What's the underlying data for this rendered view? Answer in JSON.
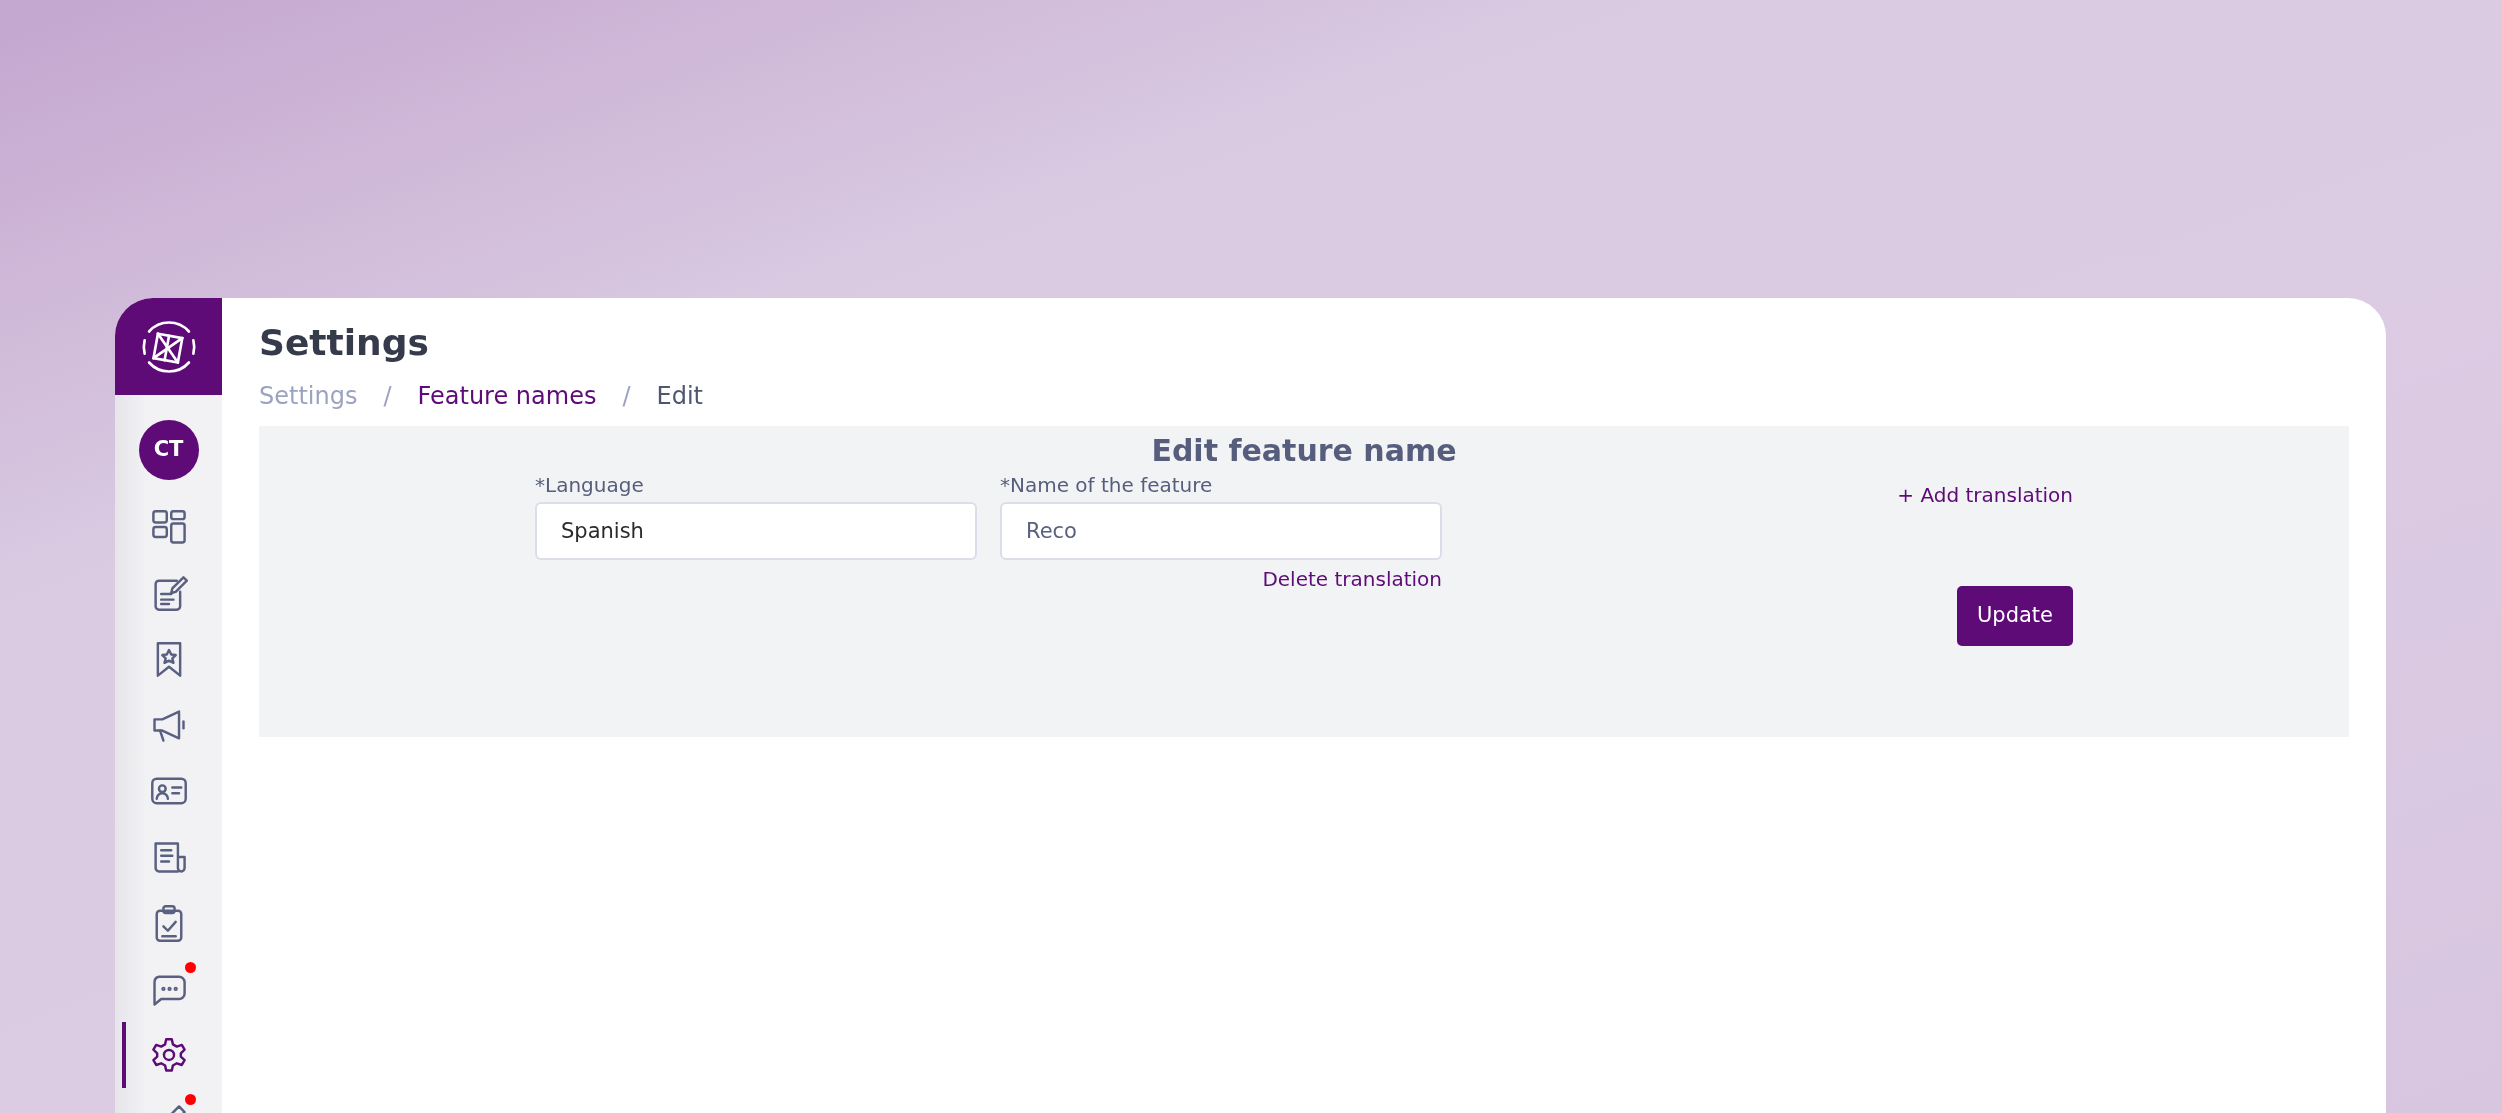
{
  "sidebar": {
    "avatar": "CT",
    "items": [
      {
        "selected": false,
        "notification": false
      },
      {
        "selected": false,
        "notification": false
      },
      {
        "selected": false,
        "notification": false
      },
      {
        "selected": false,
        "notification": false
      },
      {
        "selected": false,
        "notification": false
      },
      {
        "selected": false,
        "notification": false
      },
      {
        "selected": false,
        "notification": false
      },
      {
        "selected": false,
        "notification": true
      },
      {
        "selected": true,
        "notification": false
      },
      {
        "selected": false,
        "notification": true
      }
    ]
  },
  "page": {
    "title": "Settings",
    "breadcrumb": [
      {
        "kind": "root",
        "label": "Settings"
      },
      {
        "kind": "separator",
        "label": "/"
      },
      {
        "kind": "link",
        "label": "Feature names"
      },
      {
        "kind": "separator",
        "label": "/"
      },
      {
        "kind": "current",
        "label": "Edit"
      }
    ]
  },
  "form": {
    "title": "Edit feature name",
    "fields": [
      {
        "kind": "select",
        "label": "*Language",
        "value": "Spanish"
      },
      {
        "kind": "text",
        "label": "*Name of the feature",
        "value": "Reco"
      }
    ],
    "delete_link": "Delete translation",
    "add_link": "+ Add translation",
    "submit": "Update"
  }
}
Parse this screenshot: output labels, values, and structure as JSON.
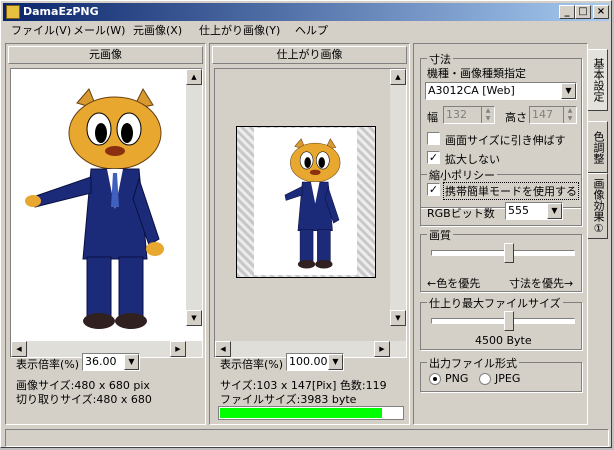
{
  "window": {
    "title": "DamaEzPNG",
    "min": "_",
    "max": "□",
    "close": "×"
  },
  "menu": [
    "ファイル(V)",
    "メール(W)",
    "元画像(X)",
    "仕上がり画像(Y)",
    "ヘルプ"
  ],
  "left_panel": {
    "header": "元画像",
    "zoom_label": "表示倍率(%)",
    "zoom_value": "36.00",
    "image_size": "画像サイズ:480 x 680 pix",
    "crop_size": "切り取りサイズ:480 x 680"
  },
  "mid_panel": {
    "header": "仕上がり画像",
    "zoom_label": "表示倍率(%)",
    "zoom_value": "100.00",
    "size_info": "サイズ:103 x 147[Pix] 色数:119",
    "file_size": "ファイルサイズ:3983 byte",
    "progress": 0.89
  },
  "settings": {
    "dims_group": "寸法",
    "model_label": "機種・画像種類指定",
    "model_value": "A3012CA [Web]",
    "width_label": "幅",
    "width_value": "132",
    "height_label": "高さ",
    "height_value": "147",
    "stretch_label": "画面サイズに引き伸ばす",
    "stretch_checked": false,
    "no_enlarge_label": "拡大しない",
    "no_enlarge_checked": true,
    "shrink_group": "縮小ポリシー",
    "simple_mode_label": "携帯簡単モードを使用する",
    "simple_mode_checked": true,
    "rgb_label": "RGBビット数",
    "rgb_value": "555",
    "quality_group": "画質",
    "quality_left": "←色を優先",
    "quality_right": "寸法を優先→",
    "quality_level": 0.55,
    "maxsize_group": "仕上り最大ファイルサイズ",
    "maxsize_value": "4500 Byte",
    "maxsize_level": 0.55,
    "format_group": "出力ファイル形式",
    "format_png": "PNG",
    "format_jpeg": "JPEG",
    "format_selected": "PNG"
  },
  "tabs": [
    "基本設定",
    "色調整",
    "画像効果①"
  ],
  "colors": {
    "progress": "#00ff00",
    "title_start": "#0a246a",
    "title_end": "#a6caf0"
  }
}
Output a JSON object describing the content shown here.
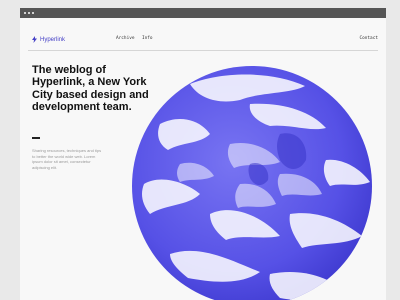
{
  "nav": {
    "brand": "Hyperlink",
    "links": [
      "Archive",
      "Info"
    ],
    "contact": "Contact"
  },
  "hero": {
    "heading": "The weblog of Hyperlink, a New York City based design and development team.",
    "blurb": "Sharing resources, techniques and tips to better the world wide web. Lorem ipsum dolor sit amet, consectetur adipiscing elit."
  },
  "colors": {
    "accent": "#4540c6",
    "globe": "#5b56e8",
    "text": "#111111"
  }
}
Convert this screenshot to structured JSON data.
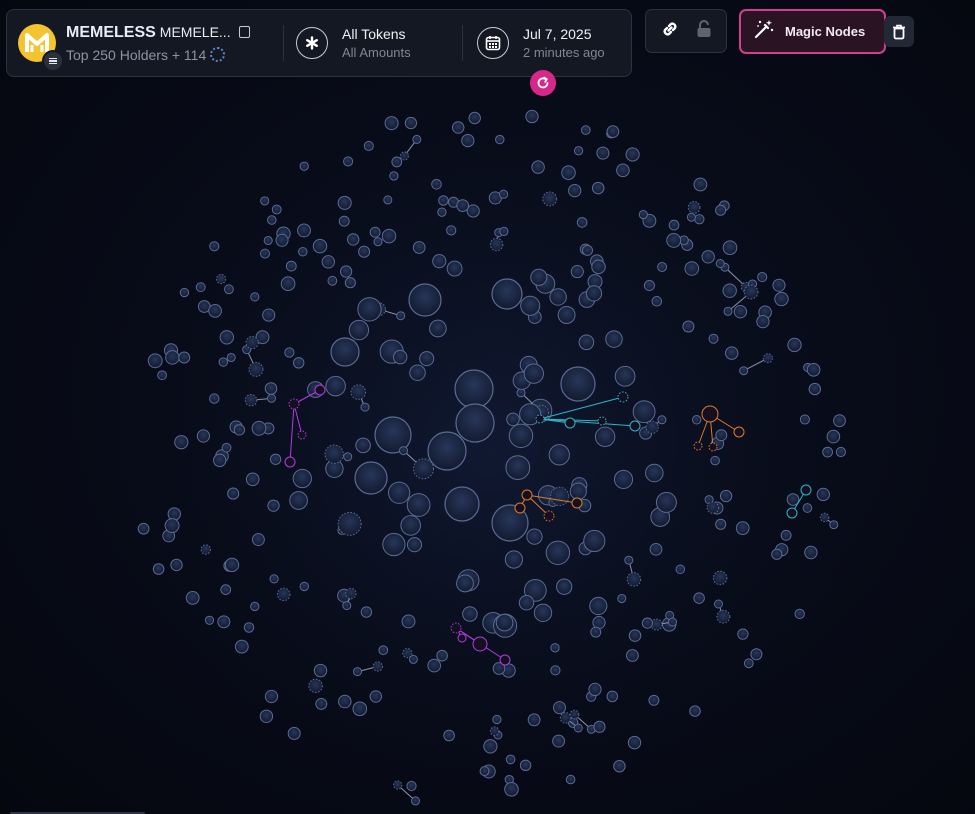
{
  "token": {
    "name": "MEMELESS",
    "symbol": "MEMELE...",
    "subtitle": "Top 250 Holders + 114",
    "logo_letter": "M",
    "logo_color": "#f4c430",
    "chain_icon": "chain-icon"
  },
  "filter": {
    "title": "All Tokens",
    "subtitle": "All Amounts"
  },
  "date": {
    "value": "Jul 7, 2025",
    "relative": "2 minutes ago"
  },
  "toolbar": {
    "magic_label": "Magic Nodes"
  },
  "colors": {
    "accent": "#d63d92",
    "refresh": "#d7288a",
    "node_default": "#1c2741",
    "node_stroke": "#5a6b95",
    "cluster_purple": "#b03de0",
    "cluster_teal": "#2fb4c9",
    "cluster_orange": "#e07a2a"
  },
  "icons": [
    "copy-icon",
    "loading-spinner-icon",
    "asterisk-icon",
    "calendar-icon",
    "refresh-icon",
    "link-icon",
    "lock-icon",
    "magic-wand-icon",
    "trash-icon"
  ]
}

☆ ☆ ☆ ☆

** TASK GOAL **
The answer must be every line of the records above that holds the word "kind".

** THE COMPLETED TASK **
        "kind": "root",
        "kind": "separator",
        "kind": "link",
        "kind": "separator",
        "kind": "current",
        "kind": "select",
        "kind": "text",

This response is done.